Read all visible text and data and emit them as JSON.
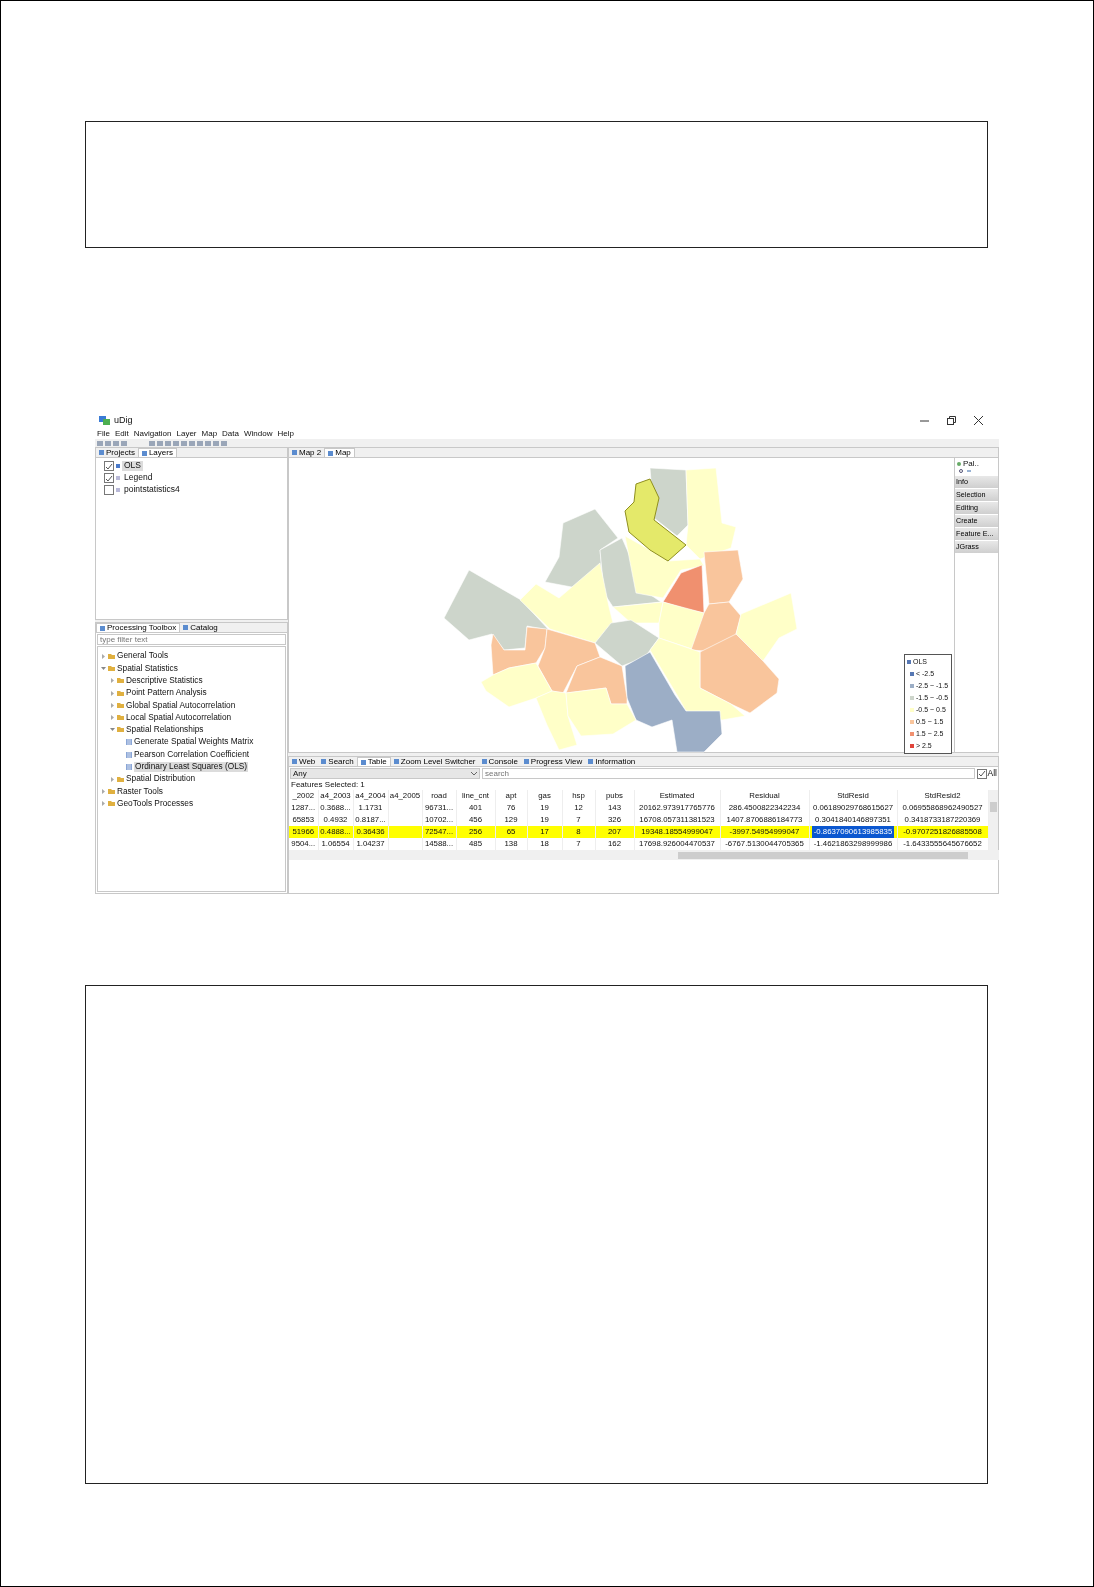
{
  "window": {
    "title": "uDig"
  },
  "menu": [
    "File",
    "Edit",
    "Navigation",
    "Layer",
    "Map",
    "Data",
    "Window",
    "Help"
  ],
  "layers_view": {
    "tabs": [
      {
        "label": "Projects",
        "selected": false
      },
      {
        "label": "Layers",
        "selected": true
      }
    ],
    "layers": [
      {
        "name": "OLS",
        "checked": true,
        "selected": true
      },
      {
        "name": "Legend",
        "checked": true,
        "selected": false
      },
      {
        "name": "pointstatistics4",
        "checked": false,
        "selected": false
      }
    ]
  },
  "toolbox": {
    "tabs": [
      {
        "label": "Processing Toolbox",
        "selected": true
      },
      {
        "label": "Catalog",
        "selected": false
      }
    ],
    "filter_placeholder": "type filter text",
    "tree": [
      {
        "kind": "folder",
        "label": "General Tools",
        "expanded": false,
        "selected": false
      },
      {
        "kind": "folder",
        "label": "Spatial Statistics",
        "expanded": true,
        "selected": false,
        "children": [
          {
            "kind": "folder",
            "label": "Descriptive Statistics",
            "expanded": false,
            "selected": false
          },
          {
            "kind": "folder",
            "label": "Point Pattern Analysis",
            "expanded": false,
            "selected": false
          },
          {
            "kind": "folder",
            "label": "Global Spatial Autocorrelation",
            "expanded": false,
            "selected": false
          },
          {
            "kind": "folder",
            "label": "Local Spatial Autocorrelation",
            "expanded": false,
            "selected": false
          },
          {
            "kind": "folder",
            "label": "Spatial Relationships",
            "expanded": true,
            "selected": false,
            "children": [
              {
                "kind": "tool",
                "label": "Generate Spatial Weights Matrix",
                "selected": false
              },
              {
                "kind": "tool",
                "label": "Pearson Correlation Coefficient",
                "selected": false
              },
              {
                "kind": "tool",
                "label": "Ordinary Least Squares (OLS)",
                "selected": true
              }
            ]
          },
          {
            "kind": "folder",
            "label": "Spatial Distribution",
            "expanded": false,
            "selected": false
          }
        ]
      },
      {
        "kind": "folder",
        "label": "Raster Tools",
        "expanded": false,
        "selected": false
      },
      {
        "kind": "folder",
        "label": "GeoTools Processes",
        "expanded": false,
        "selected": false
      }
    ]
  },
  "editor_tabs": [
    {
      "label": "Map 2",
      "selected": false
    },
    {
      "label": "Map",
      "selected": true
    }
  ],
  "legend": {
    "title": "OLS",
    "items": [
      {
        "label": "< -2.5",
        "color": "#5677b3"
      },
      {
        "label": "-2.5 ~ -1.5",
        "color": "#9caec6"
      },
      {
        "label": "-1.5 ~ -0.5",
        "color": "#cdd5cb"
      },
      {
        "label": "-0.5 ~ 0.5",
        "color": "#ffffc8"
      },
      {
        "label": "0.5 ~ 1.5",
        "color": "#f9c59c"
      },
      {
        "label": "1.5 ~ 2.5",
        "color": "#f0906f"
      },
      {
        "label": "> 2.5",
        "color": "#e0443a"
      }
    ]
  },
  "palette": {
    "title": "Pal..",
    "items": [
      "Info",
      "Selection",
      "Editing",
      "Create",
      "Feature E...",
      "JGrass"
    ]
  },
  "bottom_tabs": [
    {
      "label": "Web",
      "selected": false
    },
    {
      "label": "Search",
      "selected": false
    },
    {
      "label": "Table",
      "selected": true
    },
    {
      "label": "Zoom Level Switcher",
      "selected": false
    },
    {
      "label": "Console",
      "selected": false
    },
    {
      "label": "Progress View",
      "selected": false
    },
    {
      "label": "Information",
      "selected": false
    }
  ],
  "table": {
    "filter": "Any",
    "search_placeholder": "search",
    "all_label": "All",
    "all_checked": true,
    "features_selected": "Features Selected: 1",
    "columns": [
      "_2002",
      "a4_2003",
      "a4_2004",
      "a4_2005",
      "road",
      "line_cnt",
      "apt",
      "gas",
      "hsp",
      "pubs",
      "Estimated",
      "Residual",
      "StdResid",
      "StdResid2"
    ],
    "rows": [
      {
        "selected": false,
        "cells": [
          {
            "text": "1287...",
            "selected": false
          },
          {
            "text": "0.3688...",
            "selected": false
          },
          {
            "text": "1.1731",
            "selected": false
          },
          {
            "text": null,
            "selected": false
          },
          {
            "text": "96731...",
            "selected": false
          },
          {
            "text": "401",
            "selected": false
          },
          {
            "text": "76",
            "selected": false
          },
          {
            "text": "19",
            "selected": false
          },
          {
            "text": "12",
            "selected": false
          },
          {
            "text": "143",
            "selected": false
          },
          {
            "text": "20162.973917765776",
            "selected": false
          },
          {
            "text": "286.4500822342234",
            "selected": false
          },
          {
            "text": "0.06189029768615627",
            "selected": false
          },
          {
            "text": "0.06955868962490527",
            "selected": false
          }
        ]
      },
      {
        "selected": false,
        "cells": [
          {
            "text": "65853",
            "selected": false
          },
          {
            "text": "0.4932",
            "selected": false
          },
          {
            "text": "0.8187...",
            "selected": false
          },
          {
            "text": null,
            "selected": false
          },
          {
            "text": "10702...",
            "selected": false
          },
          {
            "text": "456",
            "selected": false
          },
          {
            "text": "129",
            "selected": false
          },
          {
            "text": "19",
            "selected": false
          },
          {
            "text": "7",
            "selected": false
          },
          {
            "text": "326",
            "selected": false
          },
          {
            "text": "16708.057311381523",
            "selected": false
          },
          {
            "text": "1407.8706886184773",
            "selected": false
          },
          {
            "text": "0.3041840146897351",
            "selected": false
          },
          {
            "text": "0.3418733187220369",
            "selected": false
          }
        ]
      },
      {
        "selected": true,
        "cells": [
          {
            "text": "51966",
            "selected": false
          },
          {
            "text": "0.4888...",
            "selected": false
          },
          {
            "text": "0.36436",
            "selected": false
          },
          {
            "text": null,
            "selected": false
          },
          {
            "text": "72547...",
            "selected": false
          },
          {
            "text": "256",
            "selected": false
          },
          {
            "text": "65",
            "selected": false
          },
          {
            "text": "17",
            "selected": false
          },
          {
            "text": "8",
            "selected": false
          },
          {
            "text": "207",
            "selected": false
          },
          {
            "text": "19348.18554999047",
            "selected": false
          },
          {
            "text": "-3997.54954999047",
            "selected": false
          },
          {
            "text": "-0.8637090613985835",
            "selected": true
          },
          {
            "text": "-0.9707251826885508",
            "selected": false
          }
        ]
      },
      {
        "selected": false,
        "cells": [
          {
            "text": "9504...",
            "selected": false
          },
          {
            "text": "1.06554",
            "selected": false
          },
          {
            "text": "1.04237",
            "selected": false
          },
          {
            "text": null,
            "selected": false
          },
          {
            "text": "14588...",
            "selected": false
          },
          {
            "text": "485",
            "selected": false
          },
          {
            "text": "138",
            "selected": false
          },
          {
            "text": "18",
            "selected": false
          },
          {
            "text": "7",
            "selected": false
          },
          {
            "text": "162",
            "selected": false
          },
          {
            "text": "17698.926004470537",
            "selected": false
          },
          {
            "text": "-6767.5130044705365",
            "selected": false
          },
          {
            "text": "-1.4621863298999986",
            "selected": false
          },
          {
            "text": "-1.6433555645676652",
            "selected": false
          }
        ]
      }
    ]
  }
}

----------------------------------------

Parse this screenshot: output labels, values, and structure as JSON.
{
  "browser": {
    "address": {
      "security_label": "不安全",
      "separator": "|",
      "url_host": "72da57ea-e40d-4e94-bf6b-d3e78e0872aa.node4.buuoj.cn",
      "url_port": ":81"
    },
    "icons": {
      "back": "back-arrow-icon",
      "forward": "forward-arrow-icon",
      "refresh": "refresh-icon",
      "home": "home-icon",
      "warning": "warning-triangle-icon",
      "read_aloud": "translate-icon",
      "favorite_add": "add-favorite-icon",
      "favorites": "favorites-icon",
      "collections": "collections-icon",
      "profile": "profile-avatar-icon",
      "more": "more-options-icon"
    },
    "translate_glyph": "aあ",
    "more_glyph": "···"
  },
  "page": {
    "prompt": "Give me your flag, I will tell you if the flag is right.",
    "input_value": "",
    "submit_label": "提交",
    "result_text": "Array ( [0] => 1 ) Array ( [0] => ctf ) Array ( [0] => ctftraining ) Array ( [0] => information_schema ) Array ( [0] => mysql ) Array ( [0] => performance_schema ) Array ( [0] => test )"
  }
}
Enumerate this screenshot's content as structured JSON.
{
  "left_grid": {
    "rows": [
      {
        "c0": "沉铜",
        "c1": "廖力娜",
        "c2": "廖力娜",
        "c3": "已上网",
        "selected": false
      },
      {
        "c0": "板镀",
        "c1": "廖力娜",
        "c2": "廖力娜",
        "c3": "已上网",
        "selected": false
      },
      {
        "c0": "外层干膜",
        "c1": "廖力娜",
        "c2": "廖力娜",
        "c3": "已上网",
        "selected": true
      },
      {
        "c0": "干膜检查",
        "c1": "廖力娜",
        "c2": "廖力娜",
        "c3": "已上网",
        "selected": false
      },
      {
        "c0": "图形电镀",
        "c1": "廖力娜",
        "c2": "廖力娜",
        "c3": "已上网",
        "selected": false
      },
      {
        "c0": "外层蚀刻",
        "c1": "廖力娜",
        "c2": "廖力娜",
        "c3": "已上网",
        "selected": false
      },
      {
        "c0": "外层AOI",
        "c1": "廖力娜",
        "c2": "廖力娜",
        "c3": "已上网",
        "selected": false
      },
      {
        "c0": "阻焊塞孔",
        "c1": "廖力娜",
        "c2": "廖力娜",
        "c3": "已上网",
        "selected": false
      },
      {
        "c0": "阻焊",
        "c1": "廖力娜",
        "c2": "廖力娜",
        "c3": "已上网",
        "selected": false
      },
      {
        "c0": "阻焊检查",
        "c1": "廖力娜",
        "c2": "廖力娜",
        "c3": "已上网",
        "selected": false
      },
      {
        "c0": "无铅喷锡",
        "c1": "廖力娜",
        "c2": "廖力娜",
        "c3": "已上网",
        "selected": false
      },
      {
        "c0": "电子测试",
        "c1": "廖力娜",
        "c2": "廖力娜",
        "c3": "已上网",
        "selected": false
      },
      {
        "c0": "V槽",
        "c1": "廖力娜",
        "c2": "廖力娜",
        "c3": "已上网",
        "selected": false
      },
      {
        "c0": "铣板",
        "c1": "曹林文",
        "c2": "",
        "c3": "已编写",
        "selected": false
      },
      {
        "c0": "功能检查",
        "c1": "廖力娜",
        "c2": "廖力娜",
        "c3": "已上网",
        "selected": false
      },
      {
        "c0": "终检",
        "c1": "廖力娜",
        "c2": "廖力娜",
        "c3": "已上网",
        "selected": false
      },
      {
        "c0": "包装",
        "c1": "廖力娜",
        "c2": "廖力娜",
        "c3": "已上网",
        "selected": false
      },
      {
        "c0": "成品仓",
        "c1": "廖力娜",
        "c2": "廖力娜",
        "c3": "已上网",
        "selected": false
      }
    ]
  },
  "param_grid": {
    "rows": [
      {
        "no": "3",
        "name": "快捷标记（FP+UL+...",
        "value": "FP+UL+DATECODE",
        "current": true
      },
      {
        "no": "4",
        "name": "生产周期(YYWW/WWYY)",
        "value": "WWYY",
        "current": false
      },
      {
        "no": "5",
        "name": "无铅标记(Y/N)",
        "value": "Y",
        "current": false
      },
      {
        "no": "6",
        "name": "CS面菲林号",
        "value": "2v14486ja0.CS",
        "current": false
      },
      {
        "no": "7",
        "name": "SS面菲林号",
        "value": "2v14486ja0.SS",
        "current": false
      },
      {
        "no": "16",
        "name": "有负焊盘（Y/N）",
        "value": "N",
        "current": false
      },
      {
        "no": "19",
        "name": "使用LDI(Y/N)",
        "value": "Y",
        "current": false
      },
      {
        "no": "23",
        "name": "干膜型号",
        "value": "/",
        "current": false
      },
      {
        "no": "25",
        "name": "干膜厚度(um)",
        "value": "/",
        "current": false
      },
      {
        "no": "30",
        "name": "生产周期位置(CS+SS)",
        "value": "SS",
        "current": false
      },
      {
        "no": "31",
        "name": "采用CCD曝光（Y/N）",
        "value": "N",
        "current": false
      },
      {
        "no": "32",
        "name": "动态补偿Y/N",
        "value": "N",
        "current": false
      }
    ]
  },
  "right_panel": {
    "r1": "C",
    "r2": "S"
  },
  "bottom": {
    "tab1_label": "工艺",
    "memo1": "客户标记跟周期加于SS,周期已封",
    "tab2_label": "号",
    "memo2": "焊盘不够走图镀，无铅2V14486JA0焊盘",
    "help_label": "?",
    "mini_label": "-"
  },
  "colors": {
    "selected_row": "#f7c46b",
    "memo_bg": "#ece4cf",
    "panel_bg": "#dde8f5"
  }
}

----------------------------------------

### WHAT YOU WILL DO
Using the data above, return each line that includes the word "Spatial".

### ANSWER TO THIS TASK
        "label": "Spatial Statistics",
            "label": "Global Spatial Autocorrelation",
            "label": "Local Spatial Autocorrelation",
            "label": "Spatial Relationships",
                "label": "Generate Spatial Weights Matrix",
            "label": "Spatial Distribution",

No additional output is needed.